The next argument for using these services would be to aquire new "friends". Do we really need those so-called "friends"? Last time I was on MySpace I had over 50 "friends", and other than exchanging a few comments or a two-line email, there was hardly anything else to speak of. Most of the emails and the "friend" requests I got there lead to porn websites.
I have no doubt these networking sites can be useful to some busy people. The type of celebrities and politicians and media people can use it to update their fan base on a regular basis. But notice how I used the word fan in the previous statement. That's so far off from the intended purpose of staying in touch with friends. I don't think 250 million people belong to the category that can use Social Networking sites and benefit from them.
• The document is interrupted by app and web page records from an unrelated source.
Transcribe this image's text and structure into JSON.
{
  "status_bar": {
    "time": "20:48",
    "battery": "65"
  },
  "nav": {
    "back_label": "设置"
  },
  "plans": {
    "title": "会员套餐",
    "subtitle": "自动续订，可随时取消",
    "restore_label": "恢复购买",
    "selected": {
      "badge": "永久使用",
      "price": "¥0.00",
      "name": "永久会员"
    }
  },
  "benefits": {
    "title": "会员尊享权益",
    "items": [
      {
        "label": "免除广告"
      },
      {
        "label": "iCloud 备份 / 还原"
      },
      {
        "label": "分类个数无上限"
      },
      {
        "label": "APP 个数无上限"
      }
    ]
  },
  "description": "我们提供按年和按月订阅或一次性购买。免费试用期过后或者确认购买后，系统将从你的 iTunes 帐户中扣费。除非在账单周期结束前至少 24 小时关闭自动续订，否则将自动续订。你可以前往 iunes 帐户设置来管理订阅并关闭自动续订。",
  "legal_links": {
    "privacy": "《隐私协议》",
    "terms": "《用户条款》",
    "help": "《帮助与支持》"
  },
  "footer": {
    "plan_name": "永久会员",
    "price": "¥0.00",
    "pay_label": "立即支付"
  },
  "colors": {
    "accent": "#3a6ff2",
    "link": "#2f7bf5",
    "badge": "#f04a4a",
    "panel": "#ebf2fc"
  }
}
Why am I ranting and raving about social networking? Well, the service might do well in the American and western culture, but in our Syrian and Arabic societies there's just no use for it. It never seizes to amaze me how many bloggers are so devastated over Facebook being blocked in Syria. Others were also angry about president Asssad starting a Facebook page while it's still blocked back home. I'm not sure if a president ever has the time for this nonsense. I saw the page, and the pictures look authentic, but anyone could've started this page.
For now, I don't need Facebook or Twitter. I don't need MySpace or Orkut. I'm just happy with my little Blog sharing what I choose to.
رجعت الملاك اللي جنبي تصرخ هي و إخواتها
وبديت أنا إصرخ
ولي... شو خلص الخبز؟
جمال و أنوثة بس بيلبسوا ألوان بتقرف
بدي إتجوز عالعتمة
الكهربا مقطوعة ولو طلعت مرتي عورة
ولما بتنقطع المي
بدي إرجع...بدي إرجع